In general, it’s important for builders to be able to walk away, said Larry Sorsby, the chief financial officer of Hovnanian Enterprises Inc., a New Jersey-based builder. “Anytime you have a related-party transaction, you have to be extra cautious,” he said, while acknowledging that there are probably a limited number of land banks that could handle large deals like the one in Arizona.
Hansen, the D.R. Horton spokeswoman, said that “based on past experience, the R&R land-banking fees compared favorably” to previous deals with the other land bankers it uses.
“Typically, the company would pay a land-banking fee until closing on the land, or walking away from the transaction,” she said. “With R&R, the company will not pay a fee should it choose to not close on the land.”
R&R would, however, be entitled to keep D.R. Horton’s 3% deposit, she said.
Since Donald Horton borrowed $30,000 to put up his first home in Fort Worth in 1978, his company has emphasized starter homes for the masses in the sunbelt. Publicly traded for more than two decades, it now puts up more houses each year than any other builder.
Shares of the company have advanced 27% this year, boosting its market value to more than $16 billion. Donald Horton, the two sons and a family trust own a roughly 9% stake worth $1.5 billion.
Over that span, the company’s board of directors has hardly changed. Its five members have served for an average of 15 years. Horton alone makes up the executive committee, with authority to act on behalf of the board when it’s not in session. The other four directors, who are all deemed independent, are also the sole members of the governance, audit and compensation committees.

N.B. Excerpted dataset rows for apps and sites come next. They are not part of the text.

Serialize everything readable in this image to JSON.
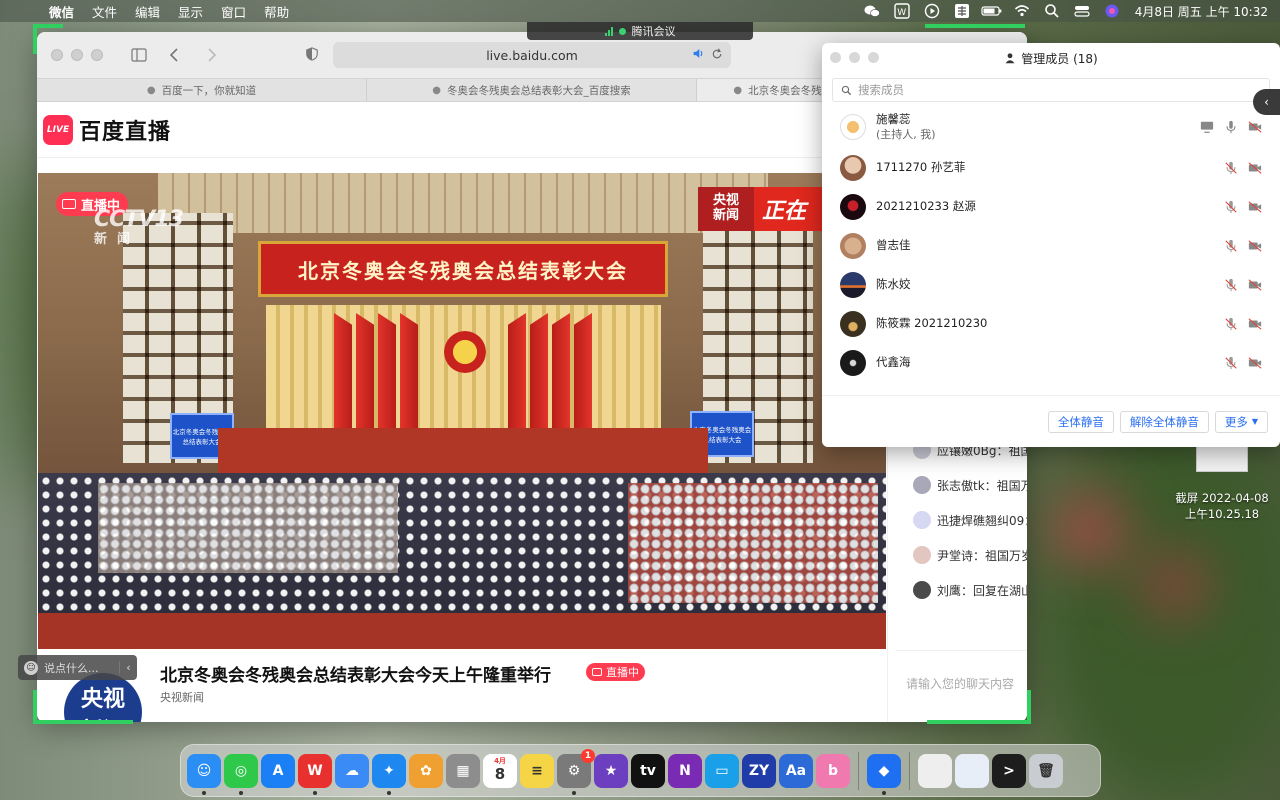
{
  "menubar": {
    "app_name": "微信",
    "menus": [
      "文件",
      "编辑",
      "显示",
      "窗口",
      "帮助"
    ],
    "clock": "4月8日 周五 上午 10:32"
  },
  "meeting_pill": {
    "label": "腾讯会议"
  },
  "browser": {
    "url": "live.baidu.com",
    "tabs": [
      {
        "label": "百度一下，你就知道"
      },
      {
        "label": "冬奥会冬残奥会总结表彰大会_百度搜索"
      },
      {
        "label": "北京冬奥会冬残奥会总结表彰大会今天上午隆重举行"
      }
    ],
    "brand": "百度直播",
    "logo_text": "LIVE"
  },
  "player": {
    "live_badge": "直播中",
    "cctv_logo": "CCTV13",
    "cctv_sub": "新闻",
    "corner_a_line1": "央视",
    "corner_a_line2": "新闻",
    "corner_b": "正在",
    "banner": "北京冬奥会冬残奥会总结表彰大会",
    "screen_text": "北京冬奥会冬残奥会总结表彰大会"
  },
  "video": {
    "title": "北京冬奥会冬残奥会总结表彰大会今天上午隆重举行",
    "live_tag": "直播中",
    "channel": "央视新闻",
    "avatar_line1": "央视",
    "avatar_line2": "新闻"
  },
  "chat": {
    "messages": [
      {
        "text": "应镶嫩0Bg：祖国"
      },
      {
        "text": "张志傲tk：祖国万"
      },
      {
        "text": "迅捷焊礁翘纠09："
      },
      {
        "text": "尹堂诗：祖国万岁"
      },
      {
        "text": "刘鹰：回复在湖山"
      }
    ],
    "input_placeholder": "请输入您的聊天内容"
  },
  "say_bubble": {
    "placeholder": "说点什么..."
  },
  "members_panel": {
    "title": "管理成员 (18)",
    "search_placeholder": "搜索成员",
    "members": [
      {
        "name": "施馨蕊",
        "sub": "(主持人, 我)"
      },
      {
        "name": "1711270 孙艺菲",
        "sub": ""
      },
      {
        "name": "2021210233 赵源",
        "sub": ""
      },
      {
        "name": "曾志佳",
        "sub": ""
      },
      {
        "name": "陈水姣",
        "sub": ""
      },
      {
        "name": "陈筱霖 2021210230",
        "sub": ""
      },
      {
        "name": "代鑫海",
        "sub": ""
      }
    ],
    "buttons": {
      "mute_all": "全体静音",
      "unmute_all": "解除全体静音",
      "more": "更多"
    }
  },
  "desktop_file": {
    "line1": "截屏 2022-04-08",
    "line2": "上午10.25.18"
  },
  "dock": {
    "items": [
      {
        "name": "finder-icon",
        "color": "#2b8ef5",
        "glyph": "☺"
      },
      {
        "name": "wechat-icon",
        "color": "#2ec84a",
        "glyph": "◎"
      },
      {
        "name": "app-store-icon",
        "color": "#1b7ff6",
        "glyph": "A"
      },
      {
        "name": "wps-icon",
        "color": "#e8312f",
        "glyph": "W"
      },
      {
        "name": "baidu-netdisk-icon",
        "color": "#3b8bf7",
        "glyph": "☁"
      },
      {
        "name": "safari-icon",
        "color": "#1e88f0",
        "glyph": "✦"
      },
      {
        "name": "photos-icon",
        "color": "#f0a030",
        "glyph": "✿"
      },
      {
        "name": "launchpad-icon",
        "color": "#8d8d8d",
        "glyph": "▦"
      },
      {
        "name": "calendar-icon",
        "color": "#ffffff",
        "glyph": "8"
      },
      {
        "name": "notes-icon",
        "color": "#f5d546",
        "glyph": "≡"
      },
      {
        "name": "system-preferences-icon",
        "color": "#7a7a7a",
        "glyph": "⚙"
      },
      {
        "name": "imovie-icon",
        "color": "#6b3fbf",
        "glyph": "★"
      },
      {
        "name": "apple-tv-icon",
        "color": "#111111",
        "glyph": "tv"
      },
      {
        "name": "onenote-icon",
        "color": "#7a2bb3",
        "glyph": "N"
      },
      {
        "name": "screenshot-tool-icon",
        "color": "#1aa0e8",
        "glyph": "▭"
      },
      {
        "name": "zy-icon",
        "color": "#1f3ca8",
        "glyph": "ZY"
      },
      {
        "name": "dictionary-icon",
        "color": "#2c6ad8",
        "glyph": "Aa"
      },
      {
        "name": "bilibili-icon",
        "color": "#f07ab0",
        "glyph": "b"
      },
      {
        "name": "tencent-meeting-icon",
        "color": "#1e6ff2",
        "glyph": "◆"
      },
      {
        "name": "recent-doc-1-icon",
        "color": "#eeeeee",
        "glyph": ""
      },
      {
        "name": "recent-doc-2-icon",
        "color": "#e8eef8",
        "glyph": ""
      },
      {
        "name": "terminal-icon",
        "color": "#1d1d1d",
        "glyph": ">"
      },
      {
        "name": "trash-icon",
        "color": "#c9ccd0",
        "glyph": "🗑"
      }
    ],
    "calendar_month": "4月",
    "badge_count": "1"
  },
  "colors": {
    "live_red": "#ff3b50",
    "tencent_blue": "#2a6ff0",
    "share_green": "#2fd060"
  }
}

Institutional Shareholder Services gives D.R. Horton the riskiest possible rating for the structure of its board, flagging related-party transactions and a lack of diversity.

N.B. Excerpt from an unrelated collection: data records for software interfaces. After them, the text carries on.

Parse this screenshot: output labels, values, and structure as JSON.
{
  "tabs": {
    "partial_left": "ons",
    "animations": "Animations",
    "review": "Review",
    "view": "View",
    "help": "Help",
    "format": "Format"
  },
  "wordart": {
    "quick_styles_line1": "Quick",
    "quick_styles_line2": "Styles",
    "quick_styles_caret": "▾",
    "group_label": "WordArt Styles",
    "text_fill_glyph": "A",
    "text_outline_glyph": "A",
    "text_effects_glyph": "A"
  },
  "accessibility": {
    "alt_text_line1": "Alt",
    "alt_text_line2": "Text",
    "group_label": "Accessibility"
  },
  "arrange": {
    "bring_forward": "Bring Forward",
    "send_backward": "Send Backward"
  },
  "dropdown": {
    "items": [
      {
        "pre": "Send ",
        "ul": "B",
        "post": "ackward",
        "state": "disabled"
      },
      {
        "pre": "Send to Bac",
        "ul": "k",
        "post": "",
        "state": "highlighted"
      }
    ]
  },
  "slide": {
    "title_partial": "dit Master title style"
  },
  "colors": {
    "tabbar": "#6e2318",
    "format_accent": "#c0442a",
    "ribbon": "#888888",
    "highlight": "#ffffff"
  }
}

“The company engages regularly with our shareholders and is open to their feedback about its business and performance and its governance practices,” Hansen said.
In addition to approving the deals with Donald Horton’s sons, the company’s governance committee also gave the go-ahead to purchase $20 million in North Carolina lots from entities whose principals included Andrew Auld, son of Chief Executive Officer David Auld. (David Auld doesn’t sit on D.R. Horton’s board.)
The younger Auld is a partner in this venture with Ralph Spano, a Florida real estate investor whose LinkedIn profile says he once worked at D.R. Horton. The company said Spano was never an employee but worked as a land-acquisition consultant in the Orlando area. During that time, David Auld was the division president for that territory.
The Auld-Spano company bought a 240-lot property in Asheville in December for $2.4 million. D.R. Horton provided Auld and Spano with $2.6 million in an “earnest money deposit” on the day of the purchase, according to local records.
D.R. Horton didn’t provide financing for the purchase, it said, explaining that the deposit secured the rights to buy back the lots at a future date. The company will pay $18.3 million, according to a filing. Auld and his partner will make “significant additional investment” to develop the property, the company said, describing the terms as typical for a deal with an outside developer.
Andrew Auld and Ralph Spano didn’t respond to requests for comment.
As for the cattle, D.R. Horton purchased 233 head from Ryan and Reagan Horton for $279,600, according to filings. The plan, it said, is to raise the livestock on the company’s working Texas ranch — a 94,000-acre facility used for company retreats and a summer camp for employees’ kids.
Raising cattle on a Texas ranch is a low-overhead business with good potential profits, the company says. Horton’s sons are in the ranch business, too, and it makes sense to move livestock to where the grazing conditions are best, the founder said by telephone.
He said the price — $1,200 per head — was in line with sales at local livestock auctions, and added: “They have good cattle.”